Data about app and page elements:
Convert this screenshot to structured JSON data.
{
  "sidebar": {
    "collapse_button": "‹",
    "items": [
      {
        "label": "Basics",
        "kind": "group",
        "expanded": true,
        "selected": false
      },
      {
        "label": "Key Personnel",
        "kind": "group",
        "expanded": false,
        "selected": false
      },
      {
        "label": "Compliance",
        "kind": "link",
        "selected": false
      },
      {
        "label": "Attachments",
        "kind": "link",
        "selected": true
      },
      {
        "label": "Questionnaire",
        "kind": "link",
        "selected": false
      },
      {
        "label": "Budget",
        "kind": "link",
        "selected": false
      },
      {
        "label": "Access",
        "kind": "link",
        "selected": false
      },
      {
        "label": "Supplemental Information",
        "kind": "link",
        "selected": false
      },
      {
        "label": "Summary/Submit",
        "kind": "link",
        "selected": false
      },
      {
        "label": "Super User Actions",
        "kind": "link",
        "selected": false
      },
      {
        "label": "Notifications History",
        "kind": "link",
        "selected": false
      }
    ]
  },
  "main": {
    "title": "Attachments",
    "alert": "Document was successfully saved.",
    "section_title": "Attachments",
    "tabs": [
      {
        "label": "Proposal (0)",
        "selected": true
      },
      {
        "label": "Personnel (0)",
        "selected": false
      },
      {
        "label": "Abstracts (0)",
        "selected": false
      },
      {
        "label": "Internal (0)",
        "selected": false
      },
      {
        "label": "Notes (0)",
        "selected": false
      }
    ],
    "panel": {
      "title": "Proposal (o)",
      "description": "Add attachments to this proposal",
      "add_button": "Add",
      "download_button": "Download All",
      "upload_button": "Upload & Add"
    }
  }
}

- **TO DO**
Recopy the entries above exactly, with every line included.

- **EXERCISE RESULT**
Convert this screenshot to structured JSON data.
{
  "sidebar": {
    "collapse_button": "‹",
    "items": [
      {
        "label": "Basics",
        "kind": "group",
        "expanded": true,
        "selected": false
      },
      {
        "label": "Key Personnel",
        "kind": "group",
        "expanded": false,
        "selected": false
      },
      {
        "label": "Compliance",
        "kind": "link",
        "selected": false
      },
      {
        "label": "Attachments",
        "kind": "link",
        "selected": true
      },
      {
        "label": "Questionnaire",
        "kind": "link",
        "selected": false
      },
      {
        "label": "Budget",
        "kind": "link",
        "selected": false
      },
      {
        "label": "Access",
        "kind": "link",
        "selected": false
      },
      {
        "label": "Supplemental Information",
        "kind": "link",
        "selected": false
      },
      {
        "label": "Summary/Submit",
        "kind": "link",
        "selected": false
      },
      {
        "label": "Super User Actions",
        "kind": "link",
        "selected": false
      },
      {
        "label": "Notifications History",
        "kind": "link",
        "selected": false
      }
    ]
  },
  "main": {
    "title": "Attachments",
    "alert": "Document was successfully saved.",
    "section_title": "Attachments",
    "tabs": [
      {
        "label": "Proposal (0)",
        "selected": true
      },
      {
        "label": "Personnel (0)",
        "selected": false
      },
      {
        "label": "Abstracts (0)",
        "selected": false
      },
      {
        "label": "Internal (0)",
        "selected": false
      },
      {
        "label": "Notes (0)",
        "selected": false
      }
    ],
    "panel": {
      "title": "Proposal (o)",
      "description": "Add attachments to this proposal",
      "add_button": "Add",
      "download_button": "Download All",
      "upload_button": "Upload & Add"
    }
  }
}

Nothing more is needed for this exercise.